My PhD thesis: Solving Optimization Problems via Maximum Satisfiability : Encodings and Re-Encodings (available from e-thesis) was awarded one of four doctoral dissertation awards for 2018 of The University of Helsinki. I am grateful and honoured by this recognition. Thank you to everyone who played a role in my nomination and congratulations to my three other fellow recipients.
More information can be found in the University’s own news story.
I was honoured to receive an e-mail on Friday informing me that my PhD-thesis: Solving Optimization Problems via Maximum Satisfiablity: Encodings and Re-Encodings has been recognized with an outstanding doctoral dissertation award by the Doctoral School of Natural Sciences at the University of Helsinki. I thank the school for this honour and everyone involved in nominating my thesis.
I will be travelling to Toronto in the spring of 2019 for a 3-month research visit to the University of Toronto, hosted by Prof. Fahiem Bacchus. Prof. Bacchus is a very well known researcher, both in my and many other fields. I am looking forward to working with him and learning from him. I will be leaving Helsinki on the 29.1 and coming back on 27.4. My sincerest thanks go to both Fahiem for agreeing to host me and The Helsinki Institute of Information Technology for financially supporting the trip.
I will be visiting the University of Melbourne during the autumn of 2018. More precisely, I was invited by Dr. Emir Demirović to come to Melbourne for three months to work with him and Prof. Peter Stuckey
I am looking forward to working with both of them, hopefully I can expand my knowledge about constraint optimization paradigms beyond MaxSAT while also being able to contribute to their line of work.
On Friday 25.5. at 12 o’clock noon I defended my PhD-thesis. My opponent was Associate Professor Inês Lynce and the Custos was my advisor, Associate Professor Matti Järvisalo. You can find the slides of my Lectio Praecursoria (a.k.a. my thesis for dummies) here and the whole thesis here. My sincerest thanks go to both Inês and Matti.

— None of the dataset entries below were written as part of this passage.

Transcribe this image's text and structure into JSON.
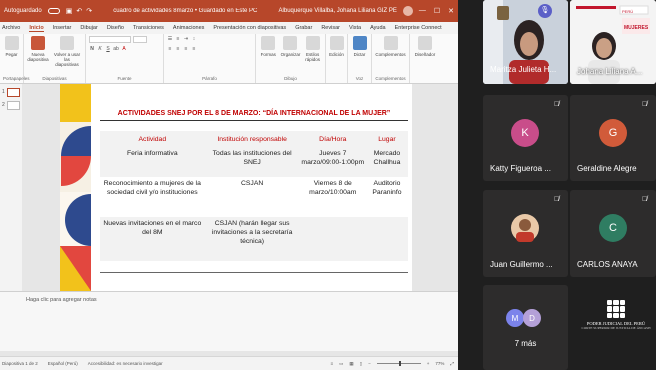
{
  "window": {
    "autosave_label": "Autoguardado",
    "doc_title": "cuadro de actividades 8marzo • Guardado en Este PC",
    "user_name": "Albuquerque Villalba, Johana Liliana GIZ PE"
  },
  "tabs": [
    "Archivo",
    "Inicio",
    "Insertar",
    "Dibujar",
    "Diseño",
    "Transiciones",
    "Animaciones",
    "Presentación con diapositivas",
    "Grabar",
    "Revisar",
    "Vista",
    "Ayuda",
    "Enterprise Connect"
  ],
  "ribbon": {
    "paste": "Pegar",
    "new_slide": "Nueva diapositiva",
    "reuse": "Volver a usar las diapositivas",
    "shapes": "Formas",
    "arrange": "Organizar",
    "quick_styles": "Estilos rápidos",
    "edit": "Edición",
    "dictate": "Dictar",
    "addins": "Complementos",
    "designer": "Diseñador",
    "groups": {
      "clipboard": "Portapapeles",
      "slides": "Diapositivas",
      "font": "Fuente",
      "paragraph": "Párrafo",
      "drawing": "Dibujo",
      "voice": "Voz",
      "addins": "Complementos"
    }
  },
  "thumbs": [
    "1",
    "2"
  ],
  "slide": {
    "title": "ACTIVIDADES SNEJ POR EL 8 DE MARZO: “DÍA INTERNACIONAL DE LA MUJER”",
    "headers": [
      "Actividad",
      "Institución responsable",
      "Día/Hora",
      "Lugar"
    ],
    "rows": [
      [
        "Feria informativa",
        "Todas las instituciones del SNEJ",
        "Jueves 7 marzo/09:00-1:00pm",
        "Mercado Challhua"
      ],
      [
        "Reconocimiento a mujeres de la sociedad civil y/o instituciones",
        "CSJAN",
        "Viernes 8 de marzo/10:00am",
        "Auditorio Paraninfo"
      ],
      [
        "Nuevas invitaciones en el marco del 8M",
        "CSJAN (harán llegar sus invitaciones a la secretaría técnica)",
        "",
        ""
      ]
    ]
  },
  "notes_placeholder": "Haga clic para agregar notas",
  "status": {
    "slide": "Diapositiva 1 de 2",
    "language": "Español (Perú)",
    "accessibility": "Accesibilidad: es necesario investigar",
    "zoom": "77%"
  },
  "participants": [
    {
      "name": "Maritza Julieta H...",
      "kind": "video"
    },
    {
      "name": "Johana Liliana A...",
      "kind": "video"
    },
    {
      "name": "Katty Figueroa ...",
      "initial": "K",
      "color": "#c94d8a",
      "kind": "avatar"
    },
    {
      "name": "Geraldine Alegre",
      "initial": "G",
      "color": "#d15b3a",
      "kind": "avatar"
    },
    {
      "name": "Juan Guillermo ...",
      "kind": "photo"
    },
    {
      "name": "CARLOS ANAYA",
      "initial": "C",
      "color": "#2f7d62",
      "kind": "avatar"
    }
  ],
  "more": {
    "label": "7 más",
    "initials": [
      "M",
      "D"
    ]
  },
  "org_logo": {
    "line1": "PODER JUDICIAL DEL PERÚ",
    "line2": "CORTE SUPERIOR DE JUSTICIA DE ÁNCASH"
  }
}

Many people have asked me how I think the defence went. My honest answer is, I do not know. The reason for this is a lack of points of reference. I have only ever been to two defences before mine. Comparing my own defence to either of those is difficult as I was not familiar with the respective fields of study. Maybe this is true for other PhD-students in general. Can anyone properly judge their own defence?
The PhD defence also marks the starting point of this blog. The main purpose of these pages is to be my online CV. However, I will also write blog posts of varying degrees of formality and seriousness from time to time. So thanks for stopping by, hope to see you again!
I leave you with some pictures from the occasion. Thanks to Christina for taking them.